We do our best to help you sample the Salvia world, including new varieties of sage species and companion plants. Our New at FBTS articles detail introductions to our catalog; some are brand new to commercial horticulture and others are simply new additions to our gardens. Please contact us if you would like to share your experience with these plants or other introductions.
Bright orange, tube-shaped blossoms cover Cuphea x 'David Verity' like tiny windsocks blowing in a breeze and beckoning hummingbirds. Similar to Salvias, Cupheas are rich sources of nectar that fuel hummingbird migration. At Flowers by the Sea, we are always interested in expanding choices for creating wildlife habitat. So we are growing a wide variety of Cupheas for sale this coming spring, including David Verity.
A 'mass of scarlet awesomeness' is one way that Denver Botanic Gardens Senior Curator Panayoti Kelaidis describes Vermilion Bluffs® Mexican Sage (Salvia darcyi 'Pscarl') at his Prairie Break website. Unlike so many Southwestern sages, Vermilion Bluffs is surprisingly cold hardy as well as being drought tolerant. Its common name is taken from the spectacular red bluffs of the Vermillion Basin Wilderness in Northwestern Colorado, an area redolent with the scent of sage on hot days. But the plant is native to the Nuevo Leon area of Mexico's eastern Sierra Madre Occidental mountains. The story of how its parent plant arrived at Denver Botanic Gardens (DBG) and, eventually, at Flowers by the Sea is one of diaspora.
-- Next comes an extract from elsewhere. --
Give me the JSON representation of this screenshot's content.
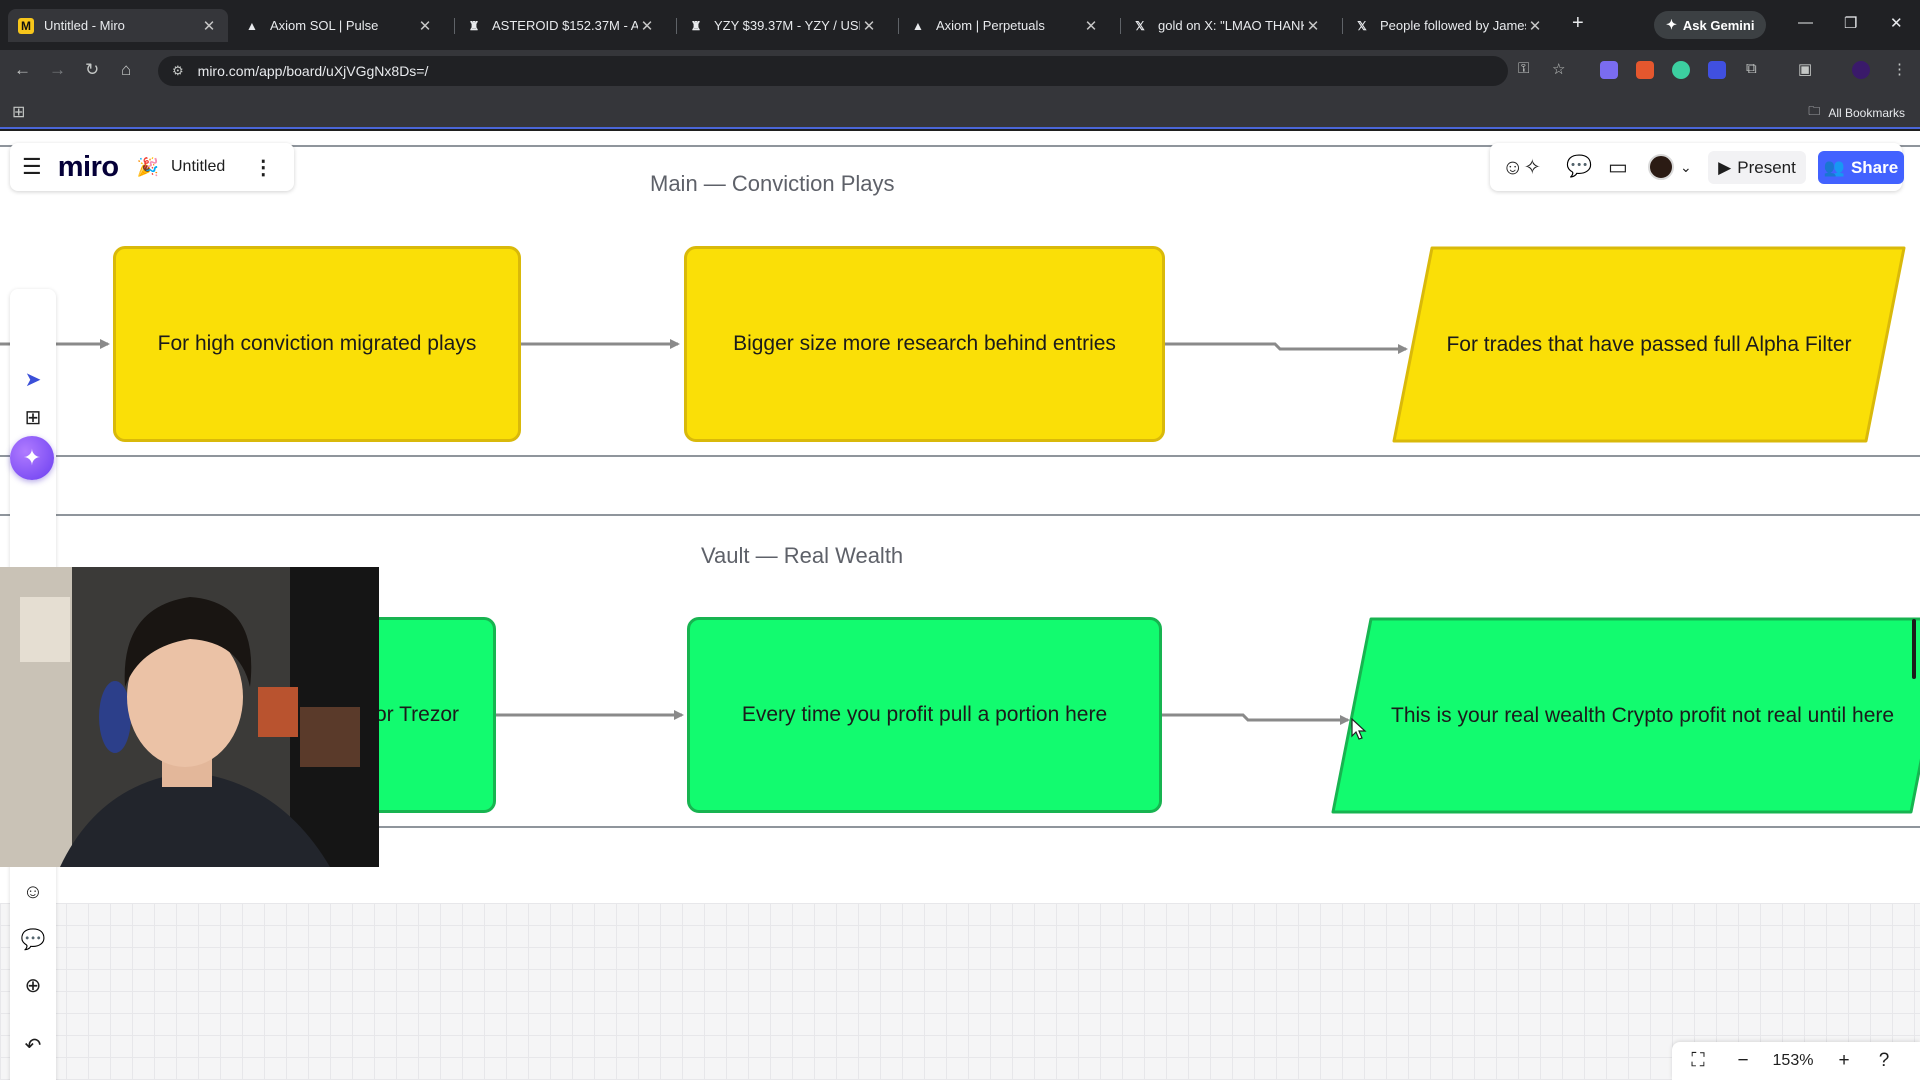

Viewing the creamy peach-pink and yellow of California Sunset Autumn Sage (Salvia x jamenis 'California Sunset') may remind you of a Georgia O'Keefe painting. Anyone who has viewed sunset dipping into the mountains of New Mexico knows that soft pastels are common to Southwestern sunsets. Similarly, subtle bicolored combinations of pastels are common characteristics of many S. x jamensis species, which are crosses between various Autumn Sages (Salvia greggii spp.) and Mountain Sages (Salvia microphylla spp.).
Salvia greggii 'Cold Hardy Pink', a variety of Autumn Sage, is made for Zone 5 winters. It tolerates conditions swinging from hot, dry summers to sub-zero winter temperatures. Pair it with Ultra Violet Sage (Salvia x 'Ultra Violet') for a tough yet lovely border.
Flowers by the Sea is selling "font-style: italic;">Salvia 'Amistad'. It was a mystery sage to University of Buenos Aires agronomy professor Rolando Uria when he encountered it at an Argentinian plant show in 2005. Discovering its extra-long-blooming characteristic along with the intense violet of its large blossoms, he began sharing it with friends and named it Friendship Sage.
In the Rocky Mountain West, conditions can swing from hellishly hot, dry summers to freezing cold winters. Many Southwestern Salvias are ideal for the sunbaked summers but have trouble surviving chilly Zone 5 winters. So we appreciate the cold hardiness as well as the drought resistance of one of our newest hybrid cultivars, Ultra Violet Hybrid Sage (Salvia lycioides x greggii ‘Ultra Violet’).